Forgive us our trespasses – Swami Prabhavananda
“And forgive us our debts, as we forgive our debtors.” A Hindu or a Buddhist would read the “debts” in this passage as the debts of Karma. The word Karma stands for a mental or physical act and its consequences. Any thought we think, any action we perform has two consequences: first, it creates an impression in the mind, which means that we are sowing a seed for similar thoughts and actions in the future; second, it brings, according to the nature of the thought or deed, either happiness or misery. By our actions and reactions we are always contracting debts, obligations that must be paid off. We alone are responsible for these obligations. We are even responsible for our own character, which has resulted from our habits of thought and action. When we recognize our debts, when we realize that everything, good or bad, that comes to us has been previously earned by ourselves alone, then we know that we must not hold anybody else responsible for anything that we suffer.
We all have a tendency to accuse others for whatever in our life may go wrong. At the beginning of creation we find Adam blaming Eva for their fall, And Eve, in her turn, blaming the serpent. If we are ready to assume responsibility far our own karma and not blaming others, then it will be easy for us to forgive those in debt to us, those who take something away from us or do us some harm. Only when we have this forgiveness in our hearts can we forgive ask expect forgiveness from God.

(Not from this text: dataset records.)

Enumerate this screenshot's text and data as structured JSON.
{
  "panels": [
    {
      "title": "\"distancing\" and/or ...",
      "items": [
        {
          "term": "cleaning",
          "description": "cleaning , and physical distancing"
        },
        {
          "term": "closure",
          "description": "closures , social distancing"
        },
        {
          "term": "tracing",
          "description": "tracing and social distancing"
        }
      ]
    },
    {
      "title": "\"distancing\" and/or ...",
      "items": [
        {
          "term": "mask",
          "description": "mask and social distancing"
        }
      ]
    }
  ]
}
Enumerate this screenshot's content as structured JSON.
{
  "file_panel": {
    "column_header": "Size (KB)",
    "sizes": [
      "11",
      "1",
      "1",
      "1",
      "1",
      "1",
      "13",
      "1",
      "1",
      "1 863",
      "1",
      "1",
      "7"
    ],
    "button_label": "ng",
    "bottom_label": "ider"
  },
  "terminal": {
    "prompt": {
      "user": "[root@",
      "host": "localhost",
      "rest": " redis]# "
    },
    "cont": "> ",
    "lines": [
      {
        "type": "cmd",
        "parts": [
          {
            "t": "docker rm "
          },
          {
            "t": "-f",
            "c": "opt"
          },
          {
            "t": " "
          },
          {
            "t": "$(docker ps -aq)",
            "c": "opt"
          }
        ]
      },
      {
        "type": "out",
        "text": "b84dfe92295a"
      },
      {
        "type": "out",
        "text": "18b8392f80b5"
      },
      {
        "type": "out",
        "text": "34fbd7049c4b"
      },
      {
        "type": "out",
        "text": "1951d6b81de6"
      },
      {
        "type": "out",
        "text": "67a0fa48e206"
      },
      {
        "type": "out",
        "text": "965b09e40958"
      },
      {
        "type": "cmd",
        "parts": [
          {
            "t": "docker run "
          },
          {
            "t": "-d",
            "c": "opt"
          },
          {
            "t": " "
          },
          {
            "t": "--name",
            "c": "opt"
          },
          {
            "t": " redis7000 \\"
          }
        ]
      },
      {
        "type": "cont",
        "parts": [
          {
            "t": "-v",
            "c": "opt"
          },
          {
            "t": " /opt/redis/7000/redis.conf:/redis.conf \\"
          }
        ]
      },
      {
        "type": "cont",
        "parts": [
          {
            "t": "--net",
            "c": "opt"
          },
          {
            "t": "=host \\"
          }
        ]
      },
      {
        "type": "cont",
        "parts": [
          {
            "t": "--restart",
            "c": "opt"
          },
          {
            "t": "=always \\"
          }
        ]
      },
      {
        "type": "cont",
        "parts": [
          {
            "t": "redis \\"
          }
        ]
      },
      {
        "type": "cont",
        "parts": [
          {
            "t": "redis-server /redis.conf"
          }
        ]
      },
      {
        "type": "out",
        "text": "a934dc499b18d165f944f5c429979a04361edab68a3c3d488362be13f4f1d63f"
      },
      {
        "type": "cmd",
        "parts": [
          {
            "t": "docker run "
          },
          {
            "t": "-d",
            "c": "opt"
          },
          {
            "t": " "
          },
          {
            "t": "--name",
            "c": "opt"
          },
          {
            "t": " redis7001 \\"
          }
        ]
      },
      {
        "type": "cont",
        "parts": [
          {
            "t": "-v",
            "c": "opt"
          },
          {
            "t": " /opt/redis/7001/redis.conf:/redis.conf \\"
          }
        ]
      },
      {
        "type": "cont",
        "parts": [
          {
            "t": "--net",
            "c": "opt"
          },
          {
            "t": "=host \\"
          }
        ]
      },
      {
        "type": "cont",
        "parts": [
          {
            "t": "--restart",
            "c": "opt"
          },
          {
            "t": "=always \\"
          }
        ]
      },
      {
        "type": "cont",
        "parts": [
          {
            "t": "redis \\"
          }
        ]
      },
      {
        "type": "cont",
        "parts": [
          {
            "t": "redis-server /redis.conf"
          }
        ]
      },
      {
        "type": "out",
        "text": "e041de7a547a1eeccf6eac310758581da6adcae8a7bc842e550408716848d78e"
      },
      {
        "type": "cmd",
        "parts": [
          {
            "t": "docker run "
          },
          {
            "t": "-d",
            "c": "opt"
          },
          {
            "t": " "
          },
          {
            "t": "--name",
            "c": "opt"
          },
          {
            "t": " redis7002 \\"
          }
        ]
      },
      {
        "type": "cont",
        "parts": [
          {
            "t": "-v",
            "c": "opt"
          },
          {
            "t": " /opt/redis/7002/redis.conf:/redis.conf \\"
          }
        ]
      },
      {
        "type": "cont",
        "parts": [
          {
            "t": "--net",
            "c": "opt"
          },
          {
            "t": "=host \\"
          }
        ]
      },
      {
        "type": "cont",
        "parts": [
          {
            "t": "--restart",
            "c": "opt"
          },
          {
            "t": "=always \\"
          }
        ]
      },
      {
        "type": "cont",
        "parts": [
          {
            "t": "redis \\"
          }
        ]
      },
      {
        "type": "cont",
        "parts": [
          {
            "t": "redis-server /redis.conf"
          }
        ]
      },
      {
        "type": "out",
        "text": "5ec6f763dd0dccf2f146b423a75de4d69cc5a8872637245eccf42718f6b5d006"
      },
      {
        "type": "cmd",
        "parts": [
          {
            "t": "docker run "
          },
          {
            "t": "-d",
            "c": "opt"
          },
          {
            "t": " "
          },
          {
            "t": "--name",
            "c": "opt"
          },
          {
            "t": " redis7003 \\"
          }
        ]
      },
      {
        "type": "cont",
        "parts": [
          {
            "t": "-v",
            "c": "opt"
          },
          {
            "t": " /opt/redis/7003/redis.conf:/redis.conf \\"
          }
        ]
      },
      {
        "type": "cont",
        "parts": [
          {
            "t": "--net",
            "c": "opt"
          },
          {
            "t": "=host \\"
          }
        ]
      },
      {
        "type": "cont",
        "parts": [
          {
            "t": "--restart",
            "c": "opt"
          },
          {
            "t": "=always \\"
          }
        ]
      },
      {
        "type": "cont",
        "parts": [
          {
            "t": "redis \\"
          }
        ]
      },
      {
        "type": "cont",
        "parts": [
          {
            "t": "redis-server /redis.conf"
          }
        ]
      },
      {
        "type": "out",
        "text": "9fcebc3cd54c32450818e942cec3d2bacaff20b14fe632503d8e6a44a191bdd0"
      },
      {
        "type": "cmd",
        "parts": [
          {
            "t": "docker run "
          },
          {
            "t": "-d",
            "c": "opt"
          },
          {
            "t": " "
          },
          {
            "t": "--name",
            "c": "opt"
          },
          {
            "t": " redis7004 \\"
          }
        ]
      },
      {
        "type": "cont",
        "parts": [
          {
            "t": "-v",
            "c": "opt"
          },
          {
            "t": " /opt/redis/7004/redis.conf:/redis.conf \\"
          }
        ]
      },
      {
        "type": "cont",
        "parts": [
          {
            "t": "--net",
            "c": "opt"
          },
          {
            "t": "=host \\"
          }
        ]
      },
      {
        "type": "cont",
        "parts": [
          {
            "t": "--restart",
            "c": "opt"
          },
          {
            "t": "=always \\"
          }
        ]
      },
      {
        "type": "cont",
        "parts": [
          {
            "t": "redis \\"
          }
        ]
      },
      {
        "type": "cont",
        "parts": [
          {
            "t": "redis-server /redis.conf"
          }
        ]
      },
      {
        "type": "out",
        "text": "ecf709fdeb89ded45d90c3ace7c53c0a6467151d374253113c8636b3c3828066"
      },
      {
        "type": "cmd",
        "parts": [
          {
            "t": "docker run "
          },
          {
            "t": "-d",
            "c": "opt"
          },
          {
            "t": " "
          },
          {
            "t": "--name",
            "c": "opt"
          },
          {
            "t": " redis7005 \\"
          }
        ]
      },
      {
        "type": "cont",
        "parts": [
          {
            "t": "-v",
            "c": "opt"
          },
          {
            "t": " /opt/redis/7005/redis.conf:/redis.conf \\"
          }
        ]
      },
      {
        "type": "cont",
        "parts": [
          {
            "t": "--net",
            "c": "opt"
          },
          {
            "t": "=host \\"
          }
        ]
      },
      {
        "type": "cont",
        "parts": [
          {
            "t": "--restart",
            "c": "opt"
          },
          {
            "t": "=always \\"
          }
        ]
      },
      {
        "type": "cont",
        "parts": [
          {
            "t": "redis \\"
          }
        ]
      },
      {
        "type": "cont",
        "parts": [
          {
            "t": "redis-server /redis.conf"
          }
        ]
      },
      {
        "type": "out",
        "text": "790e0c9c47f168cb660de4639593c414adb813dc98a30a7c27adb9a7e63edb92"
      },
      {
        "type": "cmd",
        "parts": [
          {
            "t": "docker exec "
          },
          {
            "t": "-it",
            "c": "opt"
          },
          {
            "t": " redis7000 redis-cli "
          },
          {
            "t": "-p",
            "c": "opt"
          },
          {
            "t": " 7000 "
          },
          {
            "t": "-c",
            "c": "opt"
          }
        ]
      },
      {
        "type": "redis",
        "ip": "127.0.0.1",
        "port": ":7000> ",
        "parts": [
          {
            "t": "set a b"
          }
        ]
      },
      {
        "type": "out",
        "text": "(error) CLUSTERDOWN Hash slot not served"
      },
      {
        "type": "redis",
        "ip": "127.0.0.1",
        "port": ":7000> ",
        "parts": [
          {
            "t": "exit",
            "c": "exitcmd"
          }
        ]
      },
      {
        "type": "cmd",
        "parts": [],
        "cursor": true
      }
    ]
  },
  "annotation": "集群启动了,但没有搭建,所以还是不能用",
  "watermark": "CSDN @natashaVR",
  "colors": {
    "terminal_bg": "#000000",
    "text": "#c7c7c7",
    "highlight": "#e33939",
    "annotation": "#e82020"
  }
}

What binds us to the law of karma, the law of cause and effect? Our sense of ego, which makes us feel separate from God. In the Svetasvatara Upanishad we read:
This vast universe is a wheel. Upon it are all creatures that are subject to birth, death, and rebirth. Round and round it turns, and never stops. It is the wheel of Brahman. As long as the individual self thinks it is separate from Brahman, it revolves upon the wheel in bondage to the laws of birth, death and rebirth. But when through the grace of Brahman it realizes its identity within Him, it revolves upon the wheels no longer. It achieves immortality.
In order to free ourselves from the bondage of karma we must offer the fruits of our actions to the Lord and surrender our sense of ego to Him. We must pray to God for forgiveness of our debts so that, Through his grace, we may transcend karma an reach union with him.
Transcending the past
For if ye forgive men their trespasses,
Your heavenly Father Will also forgive you;
But if ye forgive not men their trespasses,
Neither will your Father forgive your trespasses.
Until we become established in the virtue of forgiveness, we cannot attain purity of heart which enables us to seek God. The practice of forgiveness is therefore of fundamental importance for the spiritual aspirant. In the Sermon on the Mount, Christ stresses this practice repeatedly. He teaches mercy, reconciliation, and forgiveness of debts. But besides the Sermon, the Gospels record many instances of Christ’s teaching of forgiveness, both by precept and by his own example.
When Peter asked him, “Lord, How often shall my brother sin against me, and I forgive him? Till seven times? Christ answered,”I say not unto thee, until seven times, but until seventy times seven.“
In his own life Christ did not harbor the least resentment toward those who had done wrong. He would bless them saying, “Go and sin no more. Thy sins are forgiven.” And in his prayer on the cross he asked the Father to pardon the ignorance of men, “for they know not what they do“.
All great spiritual teachers have emphasized the importance of forgiveness in spiritual life. Buddha said,“If a man foolishly does me wrong, I will return to him the protection of my ungrudging love; the more evil comes from him, the more good shall go from me.… Cleanse your heart of malice and cherish no hatred, not even against your enemies; but embrace all living beings with kindness.”
These teachers agree that if we lack forgiveness, If we hold thoughts of anger or hatred, we will cause misery for ourselves as well as for others. They advise us to raise opposite waves all pot of thought – thoughts off Love and compassion – so that we will be at peace with the world and ourselves.
Why is it so difficult for most of us to follow the teaching of forgiveness? Because when someone cherishes ill-will towards us, we react by feeling hurt. And what is hurt the most? The ego. Forgiveness is perhaps the greatest of all virtues, because if we can truly forgive men their trespasses we rise above the ego, which obstructs our vision of God.